CLICK FOR DETAILS: 1995 Porsche 911 Carrera Cup 3.8 RSR on Race Cars Direct

Year: 1995
Model: 911 Carrera Cup 3.8 RSR
Engine: 3.8 liter flat-6
Transmission: 5-speed
Mileage: Not Listed
Price: E.290,000 ($315,792 today)

This 993 Cup 3.8 RSR was the first car ever engaged in GT Championship by the famous and subsequently multi-Le Mans winner French team IMSA. Last races when the car was engaged in GT Championship by IMSA were in Pau and Monza back in 2002. The car was then driven in club and historic car races. The car just won in 2015 the FFSA GT Classic championship for historic GTs up to 1997, outperforming other cars such as 993 GT2 and Dodge Viper.

The car is in excellent mechanical and optical condition. The engine and gearbox were fully disassembled and rebuilt in October 2015 for a detailed inspection prior to the sale. Engine dyno test available. Clutch is new. Shock absorbers and transmissions have less than 8h.

The car has been maintained at the highest standards by Pierre Ofzky in Switzerland, one of the most capable mechanic in Europe on air-cooled Porsche. More than 100.000 EUROs of regular maintenance invoices available since 2010. Very nice body condition and paint.

A comprehensive spares package is also available at extra-cost including additional wheel sets (center lock speedlines), body parts (rear and front bonnets, rear wing and original doors), transmissions, brake discs and pads, clutch, etc…

Car delivered in 1995 as supercup to Lafon / Jarrier and subsequently homologated by IMSA as 3.8 RSR in GT Championship. Chassis number: WPOZZZ99ZSS398099, matching numbers. Full documentation and complete history available upon request.

This car certainly looks very fresh and clean overall, and the $100,000 worth of rebuilt items over the past few years is both a comfort and a warning; these are expensive cars to run. But the increase in value of 911 models has me wondering if a well documented and excellent condition example like this isn’t a bargain. How is $315,000 a bargain? Well, it’s $235,000 less than the 911 Carrera 3.8 RS that sold at Sotheby’s in August. Granted, the road cars have a greater appeal and ability to be used, but Porsche factory racers have been a hot commodity over the past few years. While it’s far out of the realm of consideration for most (if not all) of our readers, you could make a pretty strong argument that this car could be a great investment.

Plus, look at it. Dear Lord, it’s just perfect automotive art.
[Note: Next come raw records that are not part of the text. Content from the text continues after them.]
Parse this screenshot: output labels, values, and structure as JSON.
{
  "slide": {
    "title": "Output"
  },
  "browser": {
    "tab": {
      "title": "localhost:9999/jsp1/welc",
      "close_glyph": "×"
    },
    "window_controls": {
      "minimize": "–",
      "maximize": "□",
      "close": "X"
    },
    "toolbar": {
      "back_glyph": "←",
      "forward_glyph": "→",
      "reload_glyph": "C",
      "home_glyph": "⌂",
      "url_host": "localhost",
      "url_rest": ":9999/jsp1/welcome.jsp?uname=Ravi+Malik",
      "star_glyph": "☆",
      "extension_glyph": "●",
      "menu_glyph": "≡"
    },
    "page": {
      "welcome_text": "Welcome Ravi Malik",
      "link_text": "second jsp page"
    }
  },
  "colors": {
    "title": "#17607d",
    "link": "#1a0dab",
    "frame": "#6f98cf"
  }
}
And, it’s old school speed; make it as light and stiff as possible, stick some massive BBSs on it and a big honkin’ flat-6 in the rear. This was the end of an era.